**Task instructions**
Apart from the pictures, reproduce the data below exactly as it stands.
(Records for this exercise Opens)
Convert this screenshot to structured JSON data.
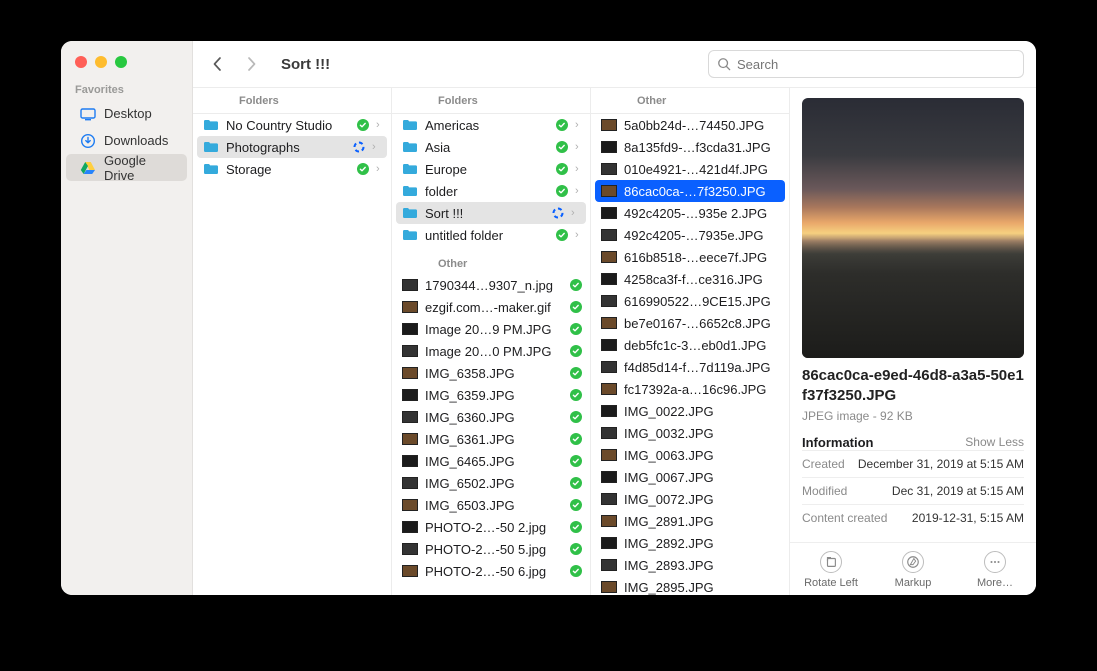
{
  "sidebar": {
    "favorites_label": "Favorites",
    "items": [
      {
        "label": "Desktop"
      },
      {
        "label": "Downloads"
      },
      {
        "label": "Google Drive"
      }
    ],
    "selected_index": 2
  },
  "toolbar": {
    "title": "Sort !!!",
    "search_placeholder": "Search"
  },
  "groups": {
    "folders": "Folders",
    "other": "Other"
  },
  "column1": {
    "header": "Folders",
    "items": [
      {
        "name": "No Country Studio",
        "status": "check",
        "chev": true
      },
      {
        "name": "Photographs",
        "status": "sync",
        "chev": true,
        "selected": true
      },
      {
        "name": "Storage",
        "status": "check",
        "chev": true
      }
    ]
  },
  "column2": {
    "header": "Folders",
    "items": [
      {
        "name": "Americas",
        "status": "check",
        "chev": true
      },
      {
        "name": "Asia",
        "status": "check",
        "chev": true
      },
      {
        "name": "Europe",
        "status": "check",
        "chev": true
      },
      {
        "name": "folder",
        "status": "check",
        "chev": true
      },
      {
        "name": "Sort !!!",
        "status": "sync",
        "chev": true,
        "selected": true
      },
      {
        "name": "untitled folder",
        "status": "check",
        "chev": true
      }
    ],
    "other_header": "Other",
    "other_items": [
      {
        "name": "1790344…9307_n.jpg",
        "status": "check"
      },
      {
        "name": "ezgif.com…-maker.gif",
        "status": "check"
      },
      {
        "name": "Image 20…9 PM.JPG",
        "status": "check"
      },
      {
        "name": "Image 20…0 PM.JPG",
        "status": "check"
      },
      {
        "name": "IMG_6358.JPG",
        "status": "check"
      },
      {
        "name": "IMG_6359.JPG",
        "status": "check"
      },
      {
        "name": "IMG_6360.JPG",
        "status": "check"
      },
      {
        "name": "IMG_6361.JPG",
        "status": "check"
      },
      {
        "name": "IMG_6465.JPG",
        "status": "check"
      },
      {
        "name": "IMG_6502.JPG",
        "status": "check"
      },
      {
        "name": "IMG_6503.JPG",
        "status": "check"
      },
      {
        "name": "PHOTO-2…-50 2.jpg",
        "status": "check"
      },
      {
        "name": "PHOTO-2…-50 5.jpg",
        "status": "check"
      },
      {
        "name": "PHOTO-2…-50 6.jpg",
        "status": "check"
      }
    ]
  },
  "column3": {
    "header": "Other",
    "items": [
      {
        "name": "5a0bb24d-…74450.JPG"
      },
      {
        "name": "8a135fd9-…f3cda31.JPG"
      },
      {
        "name": "010e4921-…421d4f.JPG"
      },
      {
        "name": "86cac0ca-…7f3250.JPG",
        "selected": true
      },
      {
        "name": "492c4205-…935e 2.JPG"
      },
      {
        "name": "492c4205-…7935e.JPG"
      },
      {
        "name": "616b8518-…eece7f.JPG"
      },
      {
        "name": "4258ca3f-f…ce316.JPG"
      },
      {
        "name": "616990522…9CE15.JPG"
      },
      {
        "name": "be7e0167-…6652c8.JPG"
      },
      {
        "name": "deb5fc1c-3…eb0d1.JPG"
      },
      {
        "name": "f4d85d14-f…7d119a.JPG"
      },
      {
        "name": "fc17392a-a…16c96.JPG"
      },
      {
        "name": "IMG_0022.JPG"
      },
      {
        "name": "IMG_0032.JPG"
      },
      {
        "name": "IMG_0063.JPG"
      },
      {
        "name": "IMG_0067.JPG"
      },
      {
        "name": "IMG_0072.JPG"
      },
      {
        "name": "IMG_2891.JPG"
      },
      {
        "name": "IMG_2892.JPG"
      },
      {
        "name": "IMG_2893.JPG"
      },
      {
        "name": "IMG_2895.JPG"
      }
    ]
  },
  "preview": {
    "filename": "86cac0ca-e9ed-46d8-a3a5-50e1f37f3250.JPG",
    "kind_size": "JPEG image - 92 KB",
    "info_label": "Information",
    "toggle_label": "Show Less",
    "rows": [
      {
        "k": "Created",
        "v": "December 31, 2019 at 5:15 AM"
      },
      {
        "k": "Modified",
        "v": "Dec 31, 2019 at 5:15 AM"
      },
      {
        "k": "Content created",
        "v": "2019-12-31, 5:15 AM"
      }
    ],
    "actions": {
      "rotate": "Rotate Left",
      "markup": "Markup",
      "more": "More…"
    }
  }
}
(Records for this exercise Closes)
**Response**
Convert this screenshot to structured JSON data.
{
  "sidebar": {
    "favorites_label": "Favorites",
    "items": [
      {
        "label": "Desktop"
      },
      {
        "label": "Downloads"
      },
      {
        "label": "Google Drive"
      }
    ],
    "selected_index": 2
  },
  "toolbar": {
    "title": "Sort !!!",
    "search_placeholder": "Search"
  },
  "groups": {
    "folders": "Folders",
    "other": "Other"
  },
  "column1": {
    "header": "Folders",
    "items": [
      {
        "name": "No Country Studio",
        "status": "check",
        "chev": true
      },
      {
        "name": "Photographs",
        "status": "sync",
        "chev": true,
        "selected": true
      },
      {
        "name": "Storage",
        "status": "check",
        "chev": true
      }
    ]
  },
  "column2": {
    "header": "Folders",
    "items": [
      {
        "name": "Americas",
        "status": "check",
        "chev": true
      },
      {
        "name": "Asia",
        "status": "check",
        "chev": true
      },
      {
        "name": "Europe",
        "status": "check",
        "chev": true
      },
      {
        "name": "folder",
        "status": "check",
        "chev": true
      },
      {
        "name": "Sort !!!",
        "status": "sync",
        "chev": true,
        "selected": true
      },
      {
        "name": "untitled folder",
        "status": "check",
        "chev": true
      }
    ],
    "other_header": "Other",
    "other_items": [
      {
        "name": "1790344…9307_n.jpg",
        "status": "check"
      },
      {
        "name": "ezgif.com…-maker.gif",
        "status": "check"
      },
      {
        "name": "Image 20…9 PM.JPG",
        "status": "check"
      },
      {
        "name": "Image 20…0 PM.JPG",
        "status": "check"
      },
      {
        "name": "IMG_6358.JPG",
        "status": "check"
      },
      {
        "name": "IMG_6359.JPG",
        "status": "check"
      },
      {
        "name": "IMG_6360.JPG",
        "status": "check"
      },
      {
        "name": "IMG_6361.JPG",
        "status": "check"
      },
      {
        "name": "IMG_6465.JPG",
        "status": "check"
      },
      {
        "name": "IMG_6502.JPG",
        "status": "check"
      },
      {
        "name": "IMG_6503.JPG",
        "status": "check"
      },
      {
        "name": "PHOTO-2…-50 2.jpg",
        "status": "check"
      },
      {
        "name": "PHOTO-2…-50 5.jpg",
        "status": "check"
      },
      {
        "name": "PHOTO-2…-50 6.jpg",
        "status": "check"
      }
    ]
  },
  "column3": {
    "header": "Other",
    "items": [
      {
        "name": "5a0bb24d-…74450.JPG"
      },
      {
        "name": "8a135fd9-…f3cda31.JPG"
      },
      {
        "name": "010e4921-…421d4f.JPG"
      },
      {
        "name": "86cac0ca-…7f3250.JPG",
        "selected": true
      },
      {
        "name": "492c4205-…935e 2.JPG"
      },
      {
        "name": "492c4205-…7935e.JPG"
      },
      {
        "name": "616b8518-…eece7f.JPG"
      },
      {
        "name": "4258ca3f-f…ce316.JPG"
      },
      {
        "name": "616990522…9CE15.JPG"
      },
      {
        "name": "be7e0167-…6652c8.JPG"
      },
      {
        "name": "deb5fc1c-3…eb0d1.JPG"
      },
      {
        "name": "f4d85d14-f…7d119a.JPG"
      },
      {
        "name": "fc17392a-a…16c96.JPG"
      },
      {
        "name": "IMG_0022.JPG"
      },
      {
        "name": "IMG_0032.JPG"
      },
      {
        "name": "IMG_0063.JPG"
      },
      {
        "name": "IMG_0067.JPG"
      },
      {
        "name": "IMG_0072.JPG"
      },
      {
        "name": "IMG_2891.JPG"
      },
      {
        "name": "IMG_2892.JPG"
      },
      {
        "name": "IMG_2893.JPG"
      },
      {
        "name": "IMG_2895.JPG"
      }
    ]
  },
  "preview": {
    "filename": "86cac0ca-e9ed-46d8-a3a5-50e1f37f3250.JPG",
    "kind_size": "JPEG image - 92 KB",
    "info_label": "Information",
    "toggle_label": "Show Less",
    "rows": [
      {
        "k": "Created",
        "v": "December 31, 2019 at 5:15 AM"
      },
      {
        "k": "Modified",
        "v": "Dec 31, 2019 at 5:15 AM"
      },
      {
        "k": "Content created",
        "v": "2019-12-31, 5:15 AM"
      }
    ],
    "actions": {
      "rotate": "Rotate Left",
      "markup": "Markup",
      "more": "More…"
    }
  }
}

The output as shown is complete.